======== Given entries

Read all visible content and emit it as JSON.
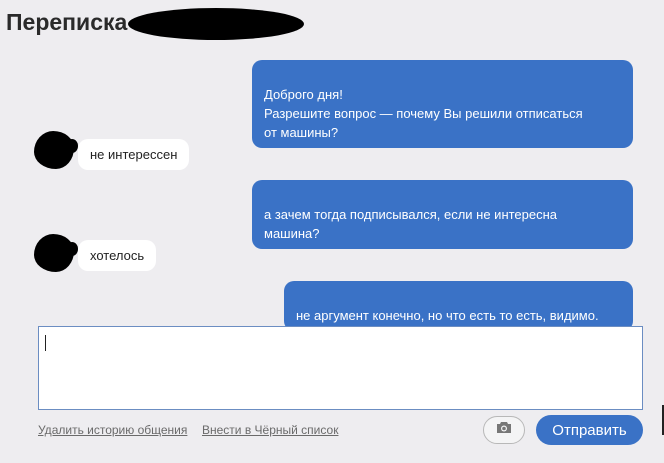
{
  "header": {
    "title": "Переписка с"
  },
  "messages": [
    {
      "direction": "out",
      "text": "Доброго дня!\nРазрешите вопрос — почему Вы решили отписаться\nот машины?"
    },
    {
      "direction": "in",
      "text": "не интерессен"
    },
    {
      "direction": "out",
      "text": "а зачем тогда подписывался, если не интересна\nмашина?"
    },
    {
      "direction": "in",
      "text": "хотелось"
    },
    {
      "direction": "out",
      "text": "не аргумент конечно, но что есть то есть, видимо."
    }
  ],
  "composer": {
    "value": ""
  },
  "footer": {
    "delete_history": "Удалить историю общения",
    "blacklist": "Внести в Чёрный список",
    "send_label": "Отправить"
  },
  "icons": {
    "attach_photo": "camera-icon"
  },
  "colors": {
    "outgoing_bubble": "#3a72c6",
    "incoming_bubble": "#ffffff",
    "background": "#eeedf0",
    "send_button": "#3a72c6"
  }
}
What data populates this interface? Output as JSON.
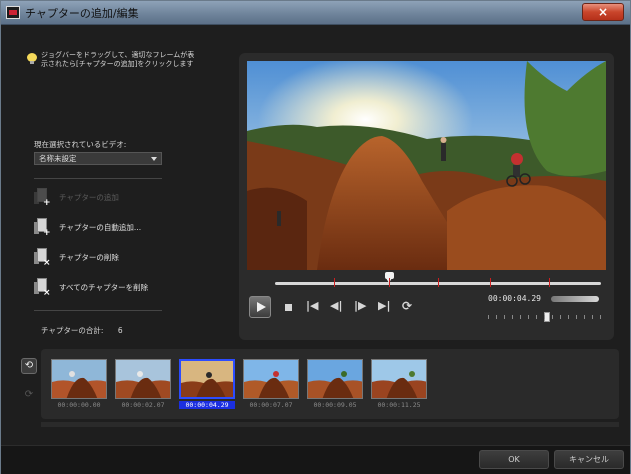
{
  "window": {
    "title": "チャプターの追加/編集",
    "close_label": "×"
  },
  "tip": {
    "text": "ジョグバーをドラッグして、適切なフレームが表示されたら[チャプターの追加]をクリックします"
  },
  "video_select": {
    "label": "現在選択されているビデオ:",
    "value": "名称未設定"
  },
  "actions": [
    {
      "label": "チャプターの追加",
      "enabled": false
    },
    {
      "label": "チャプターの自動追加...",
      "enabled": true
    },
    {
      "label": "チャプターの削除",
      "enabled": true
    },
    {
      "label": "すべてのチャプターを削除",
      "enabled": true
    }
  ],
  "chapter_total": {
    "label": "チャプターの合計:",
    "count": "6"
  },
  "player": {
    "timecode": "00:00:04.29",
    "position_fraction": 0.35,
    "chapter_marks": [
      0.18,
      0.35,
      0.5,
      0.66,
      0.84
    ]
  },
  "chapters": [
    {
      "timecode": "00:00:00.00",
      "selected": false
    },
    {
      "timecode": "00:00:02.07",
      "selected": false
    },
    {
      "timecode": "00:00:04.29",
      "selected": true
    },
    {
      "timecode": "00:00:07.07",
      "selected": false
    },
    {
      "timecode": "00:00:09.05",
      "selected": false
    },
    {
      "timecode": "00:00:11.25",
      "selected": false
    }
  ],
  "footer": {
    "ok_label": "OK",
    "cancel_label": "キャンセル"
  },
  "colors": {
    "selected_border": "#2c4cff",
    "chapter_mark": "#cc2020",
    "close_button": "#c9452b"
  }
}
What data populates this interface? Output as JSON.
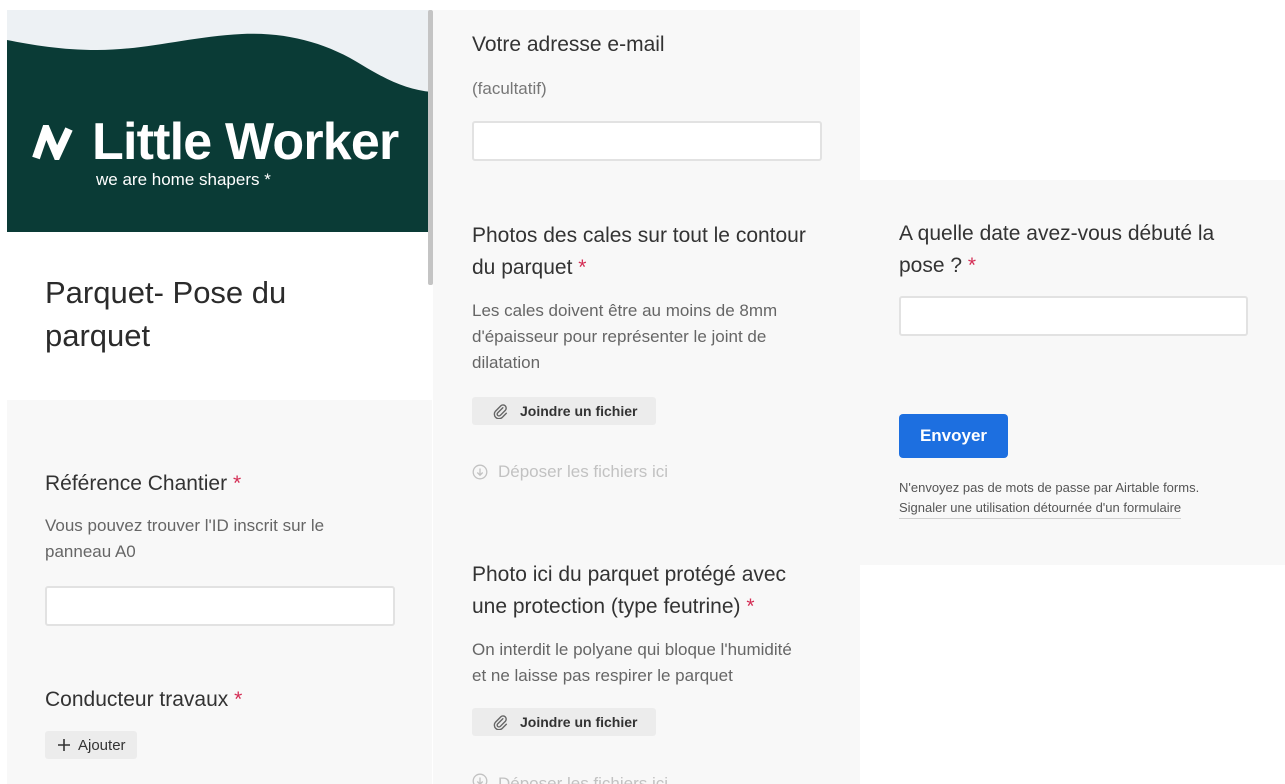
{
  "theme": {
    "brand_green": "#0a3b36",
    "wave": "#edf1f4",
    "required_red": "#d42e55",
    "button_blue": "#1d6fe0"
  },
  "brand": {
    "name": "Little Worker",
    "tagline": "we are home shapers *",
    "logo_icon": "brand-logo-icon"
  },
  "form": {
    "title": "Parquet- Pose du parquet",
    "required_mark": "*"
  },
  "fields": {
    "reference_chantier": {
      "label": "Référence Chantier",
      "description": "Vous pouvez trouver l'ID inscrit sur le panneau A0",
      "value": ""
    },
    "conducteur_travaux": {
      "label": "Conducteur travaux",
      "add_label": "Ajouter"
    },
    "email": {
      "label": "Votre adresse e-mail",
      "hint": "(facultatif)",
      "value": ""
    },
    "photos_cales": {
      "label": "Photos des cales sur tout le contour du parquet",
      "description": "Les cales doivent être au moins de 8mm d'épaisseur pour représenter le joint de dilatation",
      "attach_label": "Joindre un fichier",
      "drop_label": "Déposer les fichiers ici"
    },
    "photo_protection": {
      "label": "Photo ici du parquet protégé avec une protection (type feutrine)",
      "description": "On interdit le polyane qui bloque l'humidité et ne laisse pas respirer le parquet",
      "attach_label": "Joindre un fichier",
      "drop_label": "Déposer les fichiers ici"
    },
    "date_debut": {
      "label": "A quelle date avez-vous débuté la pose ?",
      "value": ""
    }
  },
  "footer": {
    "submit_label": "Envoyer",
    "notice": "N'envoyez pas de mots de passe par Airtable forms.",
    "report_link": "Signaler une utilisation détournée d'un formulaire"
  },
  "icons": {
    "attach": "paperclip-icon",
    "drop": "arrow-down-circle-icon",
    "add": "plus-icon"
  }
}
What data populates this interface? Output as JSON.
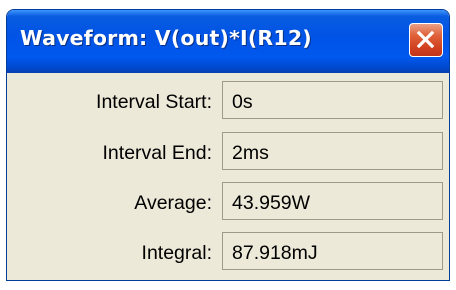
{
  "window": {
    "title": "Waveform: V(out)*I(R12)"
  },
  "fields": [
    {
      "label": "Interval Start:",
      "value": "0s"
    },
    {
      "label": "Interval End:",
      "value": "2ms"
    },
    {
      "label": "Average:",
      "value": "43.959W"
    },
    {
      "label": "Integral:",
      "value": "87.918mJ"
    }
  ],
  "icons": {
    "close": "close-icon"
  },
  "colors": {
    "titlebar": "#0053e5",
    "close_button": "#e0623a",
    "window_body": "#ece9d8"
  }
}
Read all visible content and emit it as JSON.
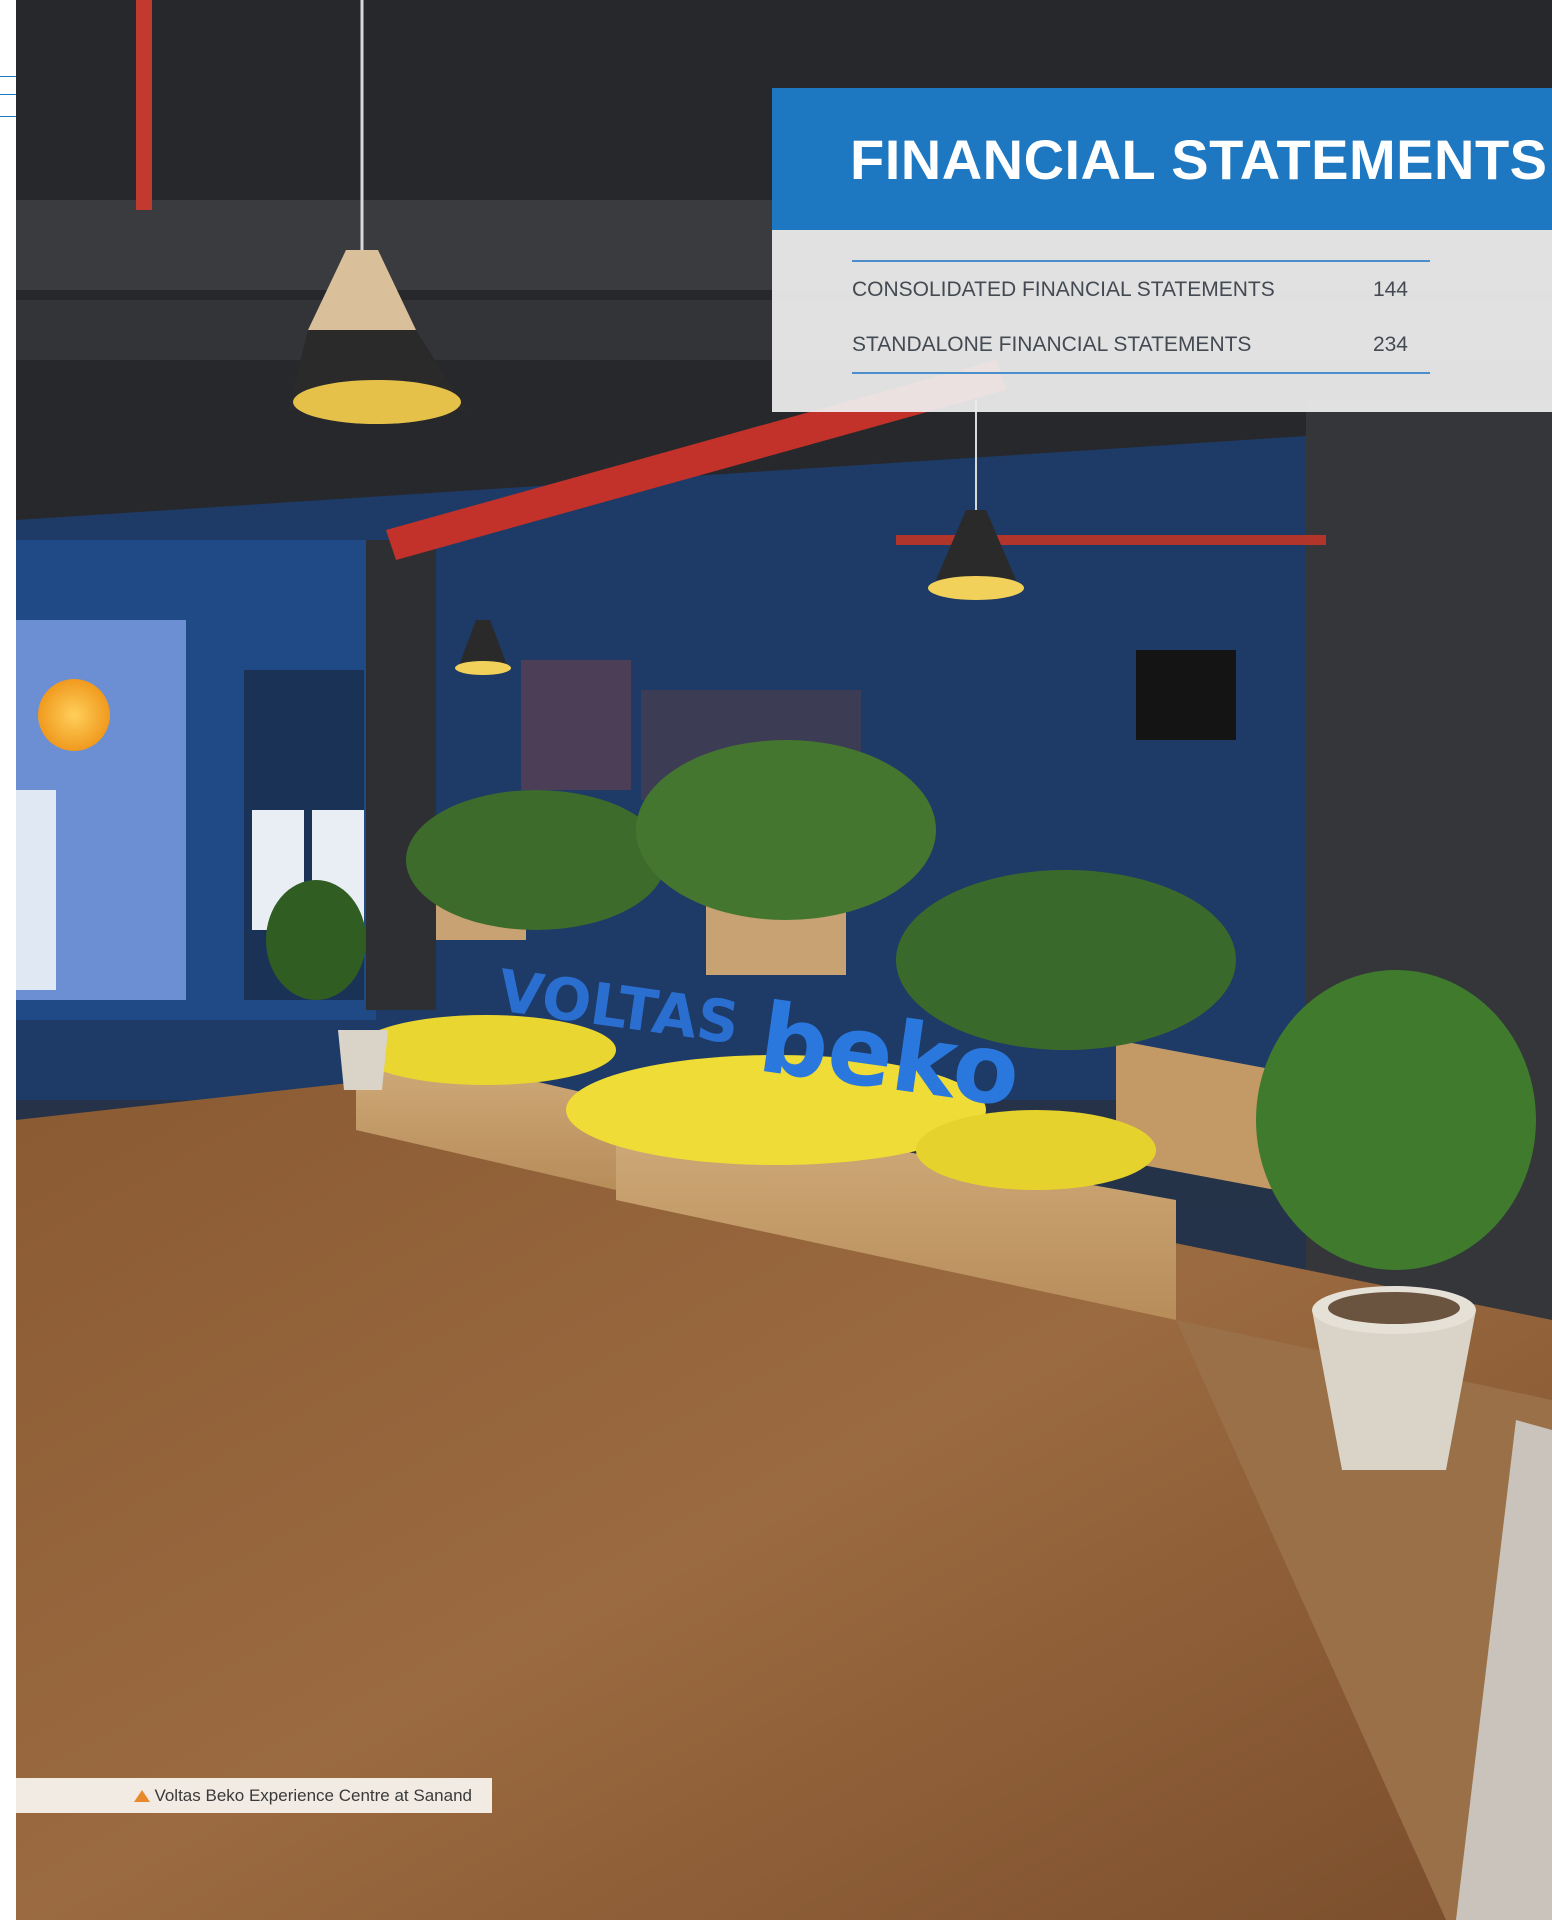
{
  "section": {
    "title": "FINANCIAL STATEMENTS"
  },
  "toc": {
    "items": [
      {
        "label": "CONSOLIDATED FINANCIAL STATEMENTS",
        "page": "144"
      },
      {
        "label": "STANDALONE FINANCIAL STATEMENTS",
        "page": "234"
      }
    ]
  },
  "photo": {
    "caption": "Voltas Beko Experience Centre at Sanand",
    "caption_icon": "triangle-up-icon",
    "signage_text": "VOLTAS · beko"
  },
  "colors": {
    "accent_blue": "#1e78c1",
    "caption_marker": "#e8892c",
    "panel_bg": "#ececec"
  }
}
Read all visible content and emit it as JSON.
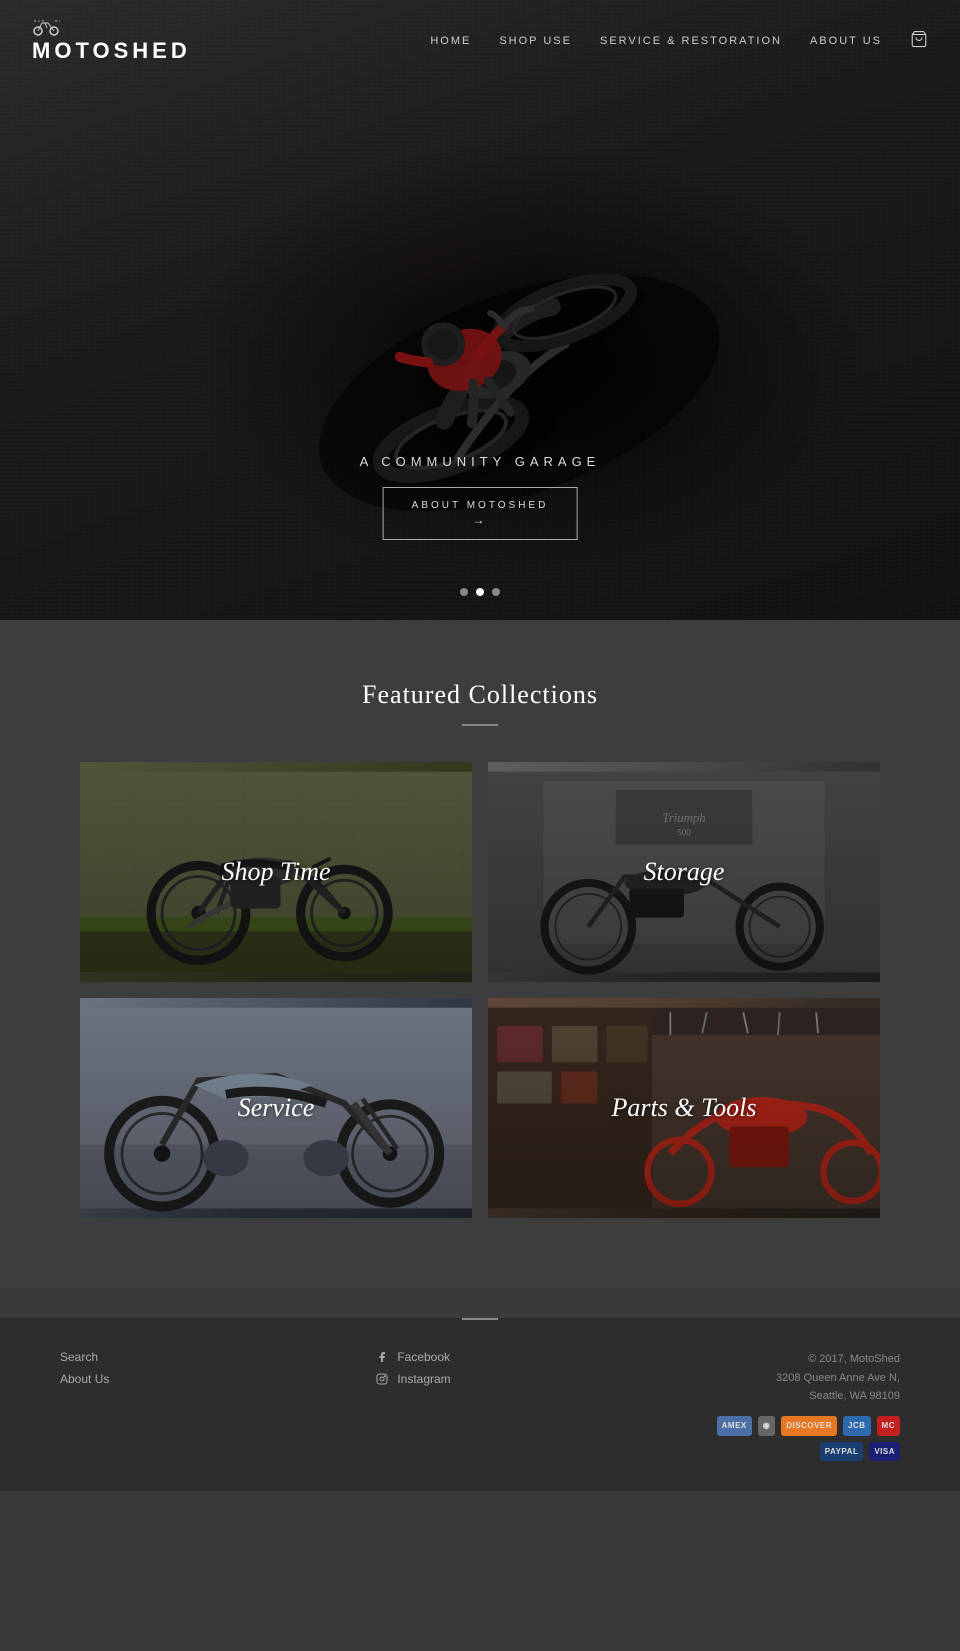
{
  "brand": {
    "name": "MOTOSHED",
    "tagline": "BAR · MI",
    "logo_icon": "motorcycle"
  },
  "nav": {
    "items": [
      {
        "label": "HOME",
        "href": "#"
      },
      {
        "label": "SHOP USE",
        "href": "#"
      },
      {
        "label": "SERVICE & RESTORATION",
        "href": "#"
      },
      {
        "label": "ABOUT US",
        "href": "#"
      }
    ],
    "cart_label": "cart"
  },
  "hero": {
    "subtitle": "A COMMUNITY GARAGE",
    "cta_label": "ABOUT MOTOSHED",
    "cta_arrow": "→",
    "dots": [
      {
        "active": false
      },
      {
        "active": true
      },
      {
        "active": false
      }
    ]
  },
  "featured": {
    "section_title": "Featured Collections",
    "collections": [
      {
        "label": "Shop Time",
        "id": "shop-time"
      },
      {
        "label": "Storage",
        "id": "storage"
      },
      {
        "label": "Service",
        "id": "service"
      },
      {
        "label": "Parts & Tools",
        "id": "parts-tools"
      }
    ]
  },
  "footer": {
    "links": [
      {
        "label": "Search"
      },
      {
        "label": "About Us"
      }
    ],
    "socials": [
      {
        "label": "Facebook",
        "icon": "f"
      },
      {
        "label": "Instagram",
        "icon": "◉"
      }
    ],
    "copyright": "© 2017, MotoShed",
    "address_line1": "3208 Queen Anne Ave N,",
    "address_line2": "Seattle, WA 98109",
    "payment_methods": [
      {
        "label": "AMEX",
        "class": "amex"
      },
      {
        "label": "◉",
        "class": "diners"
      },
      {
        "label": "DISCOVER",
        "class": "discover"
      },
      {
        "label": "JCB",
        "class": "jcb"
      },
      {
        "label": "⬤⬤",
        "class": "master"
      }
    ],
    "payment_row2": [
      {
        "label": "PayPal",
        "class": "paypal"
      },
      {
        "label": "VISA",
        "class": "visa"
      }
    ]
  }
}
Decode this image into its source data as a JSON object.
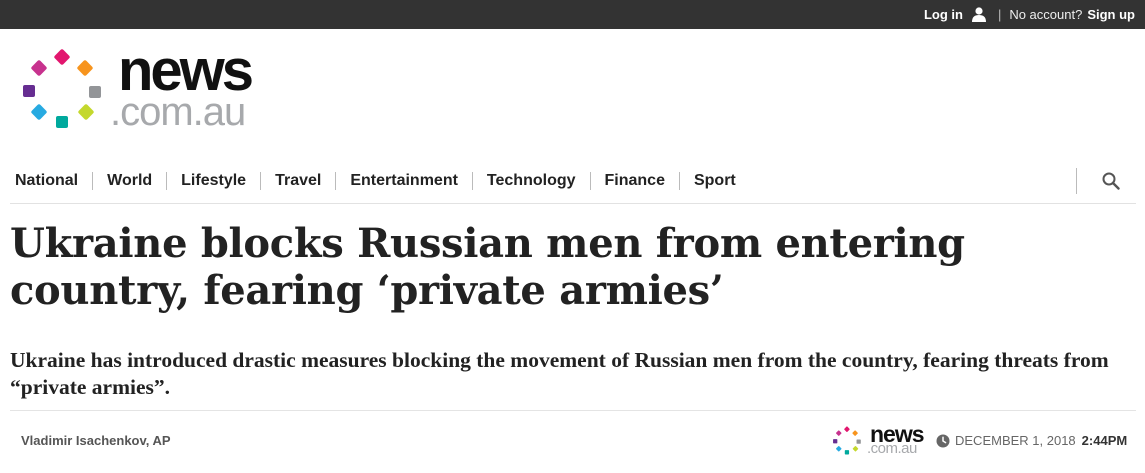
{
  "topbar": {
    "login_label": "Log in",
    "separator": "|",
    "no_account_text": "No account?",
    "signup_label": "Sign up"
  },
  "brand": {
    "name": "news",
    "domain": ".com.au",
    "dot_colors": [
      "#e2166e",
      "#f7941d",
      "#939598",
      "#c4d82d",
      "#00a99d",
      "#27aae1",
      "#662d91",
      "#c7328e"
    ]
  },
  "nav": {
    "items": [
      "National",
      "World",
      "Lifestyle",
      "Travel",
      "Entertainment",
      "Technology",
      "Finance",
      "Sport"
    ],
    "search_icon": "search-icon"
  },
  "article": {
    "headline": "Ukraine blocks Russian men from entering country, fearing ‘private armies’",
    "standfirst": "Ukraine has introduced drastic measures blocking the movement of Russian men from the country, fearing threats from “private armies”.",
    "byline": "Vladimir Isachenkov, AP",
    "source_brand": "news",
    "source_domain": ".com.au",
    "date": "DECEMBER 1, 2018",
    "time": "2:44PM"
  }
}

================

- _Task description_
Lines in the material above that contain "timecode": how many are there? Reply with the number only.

- _Solution for this exercise_
7